BT EE 5G 21Nov2018
ABI’s New Opportunities for 5G in Content Production report notes that the industry is exploring opportunities to take advantage of 5G networks, such as the superior capacity they offer, as the deployments start rolling out in many markets. The analyst forecasts that 5G network coverage will support more than 35% of the worldwide mobile user base in 2024 with video is a key application that will drive mobile data consumption.

However, production offers a number of opportunities. The report notes that various connectivity options – from fibre-optic to satellite and radio links - are used for the transmission of live video from outdoor events in a production facility.

Moreover, it notes that the advancements brought by 5G, such as high bandwidth and low latency, will improve the 3G/4G enabled cellular bonding technology, which to date has been the technology of choice when content production occurs in a connectivity-challenged location. Video production solution providers, such as AVIWEST, Dejero and Live U are starting to integrate 5G into their video transmission products.

ABI also pointed out that trials of video production over 5G networks have started in some markets in Asia, Europe, and North America. Examples cited include Seoul Broadcasting System deploying LiveU’s 5G integrated encoding and transmission solutions for live coverage of Korea’s election and Chinese equipment vendors ZTE and Huawei testing live production of outdoor events via 5G networks. Other broadcaster video production trials over 5G networks included those with BT Sports (pictured), NBC Sports, ITN are trialling over as well.

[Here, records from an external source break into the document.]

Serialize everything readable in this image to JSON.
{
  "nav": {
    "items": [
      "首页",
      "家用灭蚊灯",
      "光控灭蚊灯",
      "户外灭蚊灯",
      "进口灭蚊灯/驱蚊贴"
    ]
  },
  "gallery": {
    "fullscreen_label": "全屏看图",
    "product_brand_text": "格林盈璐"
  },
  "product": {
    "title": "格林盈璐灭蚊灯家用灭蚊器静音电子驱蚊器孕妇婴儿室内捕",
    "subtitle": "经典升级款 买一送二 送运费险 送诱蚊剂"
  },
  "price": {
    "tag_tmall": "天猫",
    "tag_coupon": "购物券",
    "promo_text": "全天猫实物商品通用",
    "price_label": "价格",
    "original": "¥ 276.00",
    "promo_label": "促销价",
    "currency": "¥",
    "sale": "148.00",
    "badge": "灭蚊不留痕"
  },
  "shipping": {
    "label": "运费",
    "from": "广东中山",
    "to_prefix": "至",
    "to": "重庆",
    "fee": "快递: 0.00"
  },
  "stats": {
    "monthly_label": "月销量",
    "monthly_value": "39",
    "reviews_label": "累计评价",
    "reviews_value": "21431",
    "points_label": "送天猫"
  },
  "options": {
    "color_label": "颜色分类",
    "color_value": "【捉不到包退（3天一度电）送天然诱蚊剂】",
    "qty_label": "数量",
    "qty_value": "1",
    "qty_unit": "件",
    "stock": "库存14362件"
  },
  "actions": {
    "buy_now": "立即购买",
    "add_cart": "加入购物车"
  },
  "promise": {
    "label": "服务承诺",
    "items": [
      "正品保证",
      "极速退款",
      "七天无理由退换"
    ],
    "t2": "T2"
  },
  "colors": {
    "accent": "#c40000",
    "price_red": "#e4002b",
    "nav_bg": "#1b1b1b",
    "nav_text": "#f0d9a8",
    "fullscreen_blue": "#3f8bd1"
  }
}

Yet ABI cautioned that while a 5G network can support the higher bandwidth and lower latency capability for video production, network performance can be challenging when it is shared by multiple users and applications. It said that fluctuations in bandwidth, depending on local traffic conditions, can create a negative impact on video transmission. In addition, sharing bandwidth over the public network may not be enough when transmitting lightly compressed video from the remote production site to the studio.

As a remedy, ABI expected 5G networking slicing to play an important role in providing guaranteed QoS, critically important in terms of bandwidth and latency, which is required for high-value content production such as sports. It added that network operators can take advantage of network slicing to offer differentiated network services for content production.

“Operators need to perform collaboration with different parties in the value chain to meet the requirement in the industry,” said Khin Sandi Lynn, industry analyst at ABI Research, commenting on the New Opportunities for 5G in Content Production report. “Partnerships between network operators and broadcasters or third party players to provide dedicated access to locations such as stadiums can provide new business models and revenue-generating opportunities for different players.”